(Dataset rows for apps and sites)

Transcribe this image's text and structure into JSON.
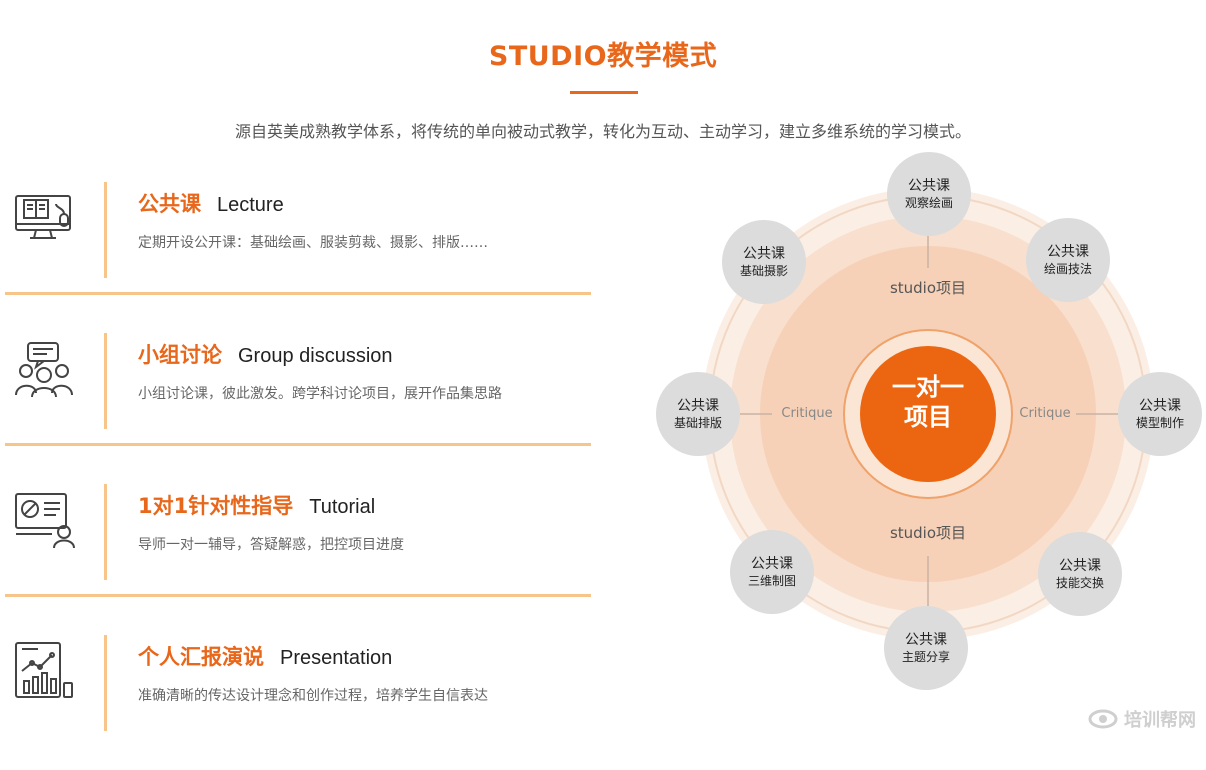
{
  "header": {
    "title": "STUDIO教学模式",
    "subtitle": "源自英美成熟教学体系，将传统的单向被动式教学，转化为互动、主动学习，建立多维系统的学习模式。"
  },
  "items": [
    {
      "cn": "公共课",
      "en": "Lecture",
      "desc": "定期开设公开课：基础绘画、服装剪裁、摄影、排版……",
      "icon": "computer-lecture-icon"
    },
    {
      "cn": "小组讨论",
      "en": "Group discussion",
      "desc": "小组讨论课，彼此激发。跨学科讨论项目，展开作品集思路",
      "icon": "group-discussion-icon"
    },
    {
      "cn": "1对1针对性指导",
      "en": "Tutorial",
      "desc": "导师一对一辅导，答疑解惑，把控项目进度",
      "icon": "tutor-board-icon"
    },
    {
      "cn": "个人汇报演说",
      "en": "Presentation",
      "desc": "准确清晰的传达设计理念和创作过程，培养学生自信表达",
      "icon": "chart-report-icon"
    }
  ],
  "diagram": {
    "center": {
      "line1": "一对一",
      "line2": "项目"
    },
    "ring_top": "studio项目",
    "ring_bottom": "studio项目",
    "critique_left": "Critique",
    "critique_right": "Critique",
    "nodes": [
      {
        "l1": "公共课",
        "l2": "观察绘画"
      },
      {
        "l1": "公共课",
        "l2": "绘画技法"
      },
      {
        "l1": "公共课",
        "l2": "模型制作"
      },
      {
        "l1": "公共课",
        "l2": "技能交换"
      },
      {
        "l1": "公共课",
        "l2": "主题分享"
      },
      {
        "l1": "公共课",
        "l2": "三维制图"
      },
      {
        "l1": "公共课",
        "l2": "基础排版"
      },
      {
        "l1": "公共课",
        "l2": "基础摄影"
      }
    ]
  },
  "watermark": "培训帮网",
  "colors": {
    "accent": "#e8671a",
    "rule": "#f7c58a",
    "node": "#dcdcdc"
  }
}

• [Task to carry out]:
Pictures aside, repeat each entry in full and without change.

• [Result below]:
Transcribe this image's text and structure into JSON.
{
  "header": {
    "title": "STUDIO教学模式",
    "subtitle": "源自英美成熟教学体系，将传统的单向被动式教学，转化为互动、主动学习，建立多维系统的学习模式。"
  },
  "items": [
    {
      "cn": "公共课",
      "en": "Lecture",
      "desc": "定期开设公开课：基础绘画、服装剪裁、摄影、排版……",
      "icon": "computer-lecture-icon"
    },
    {
      "cn": "小组讨论",
      "en": "Group discussion",
      "desc": "小组讨论课，彼此激发。跨学科讨论项目，展开作品集思路",
      "icon": "group-discussion-icon"
    },
    {
      "cn": "1对1针对性指导",
      "en": "Tutorial",
      "desc": "导师一对一辅导，答疑解惑，把控项目进度",
      "icon": "tutor-board-icon"
    },
    {
      "cn": "个人汇报演说",
      "en": "Presentation",
      "desc": "准确清晰的传达设计理念和创作过程，培养学生自信表达",
      "icon": "chart-report-icon"
    }
  ],
  "diagram": {
    "center": {
      "line1": "一对一",
      "line2": "项目"
    },
    "ring_top": "studio项目",
    "ring_bottom": "studio项目",
    "critique_left": "Critique",
    "critique_right": "Critique",
    "nodes": [
      {
        "l1": "公共课",
        "l2": "观察绘画"
      },
      {
        "l1": "公共课",
        "l2": "绘画技法"
      },
      {
        "l1": "公共课",
        "l2": "模型制作"
      },
      {
        "l1": "公共课",
        "l2": "技能交换"
      },
      {
        "l1": "公共课",
        "l2": "主题分享"
      },
      {
        "l1": "公共课",
        "l2": "三维制图"
      },
      {
        "l1": "公共课",
        "l2": "基础排版"
      },
      {
        "l1": "公共课",
        "l2": "基础摄影"
      }
    ]
  },
  "watermark": "培训帮网",
  "colors": {
    "accent": "#e8671a",
    "rule": "#f7c58a",
    "node": "#dcdcdc"
  }
}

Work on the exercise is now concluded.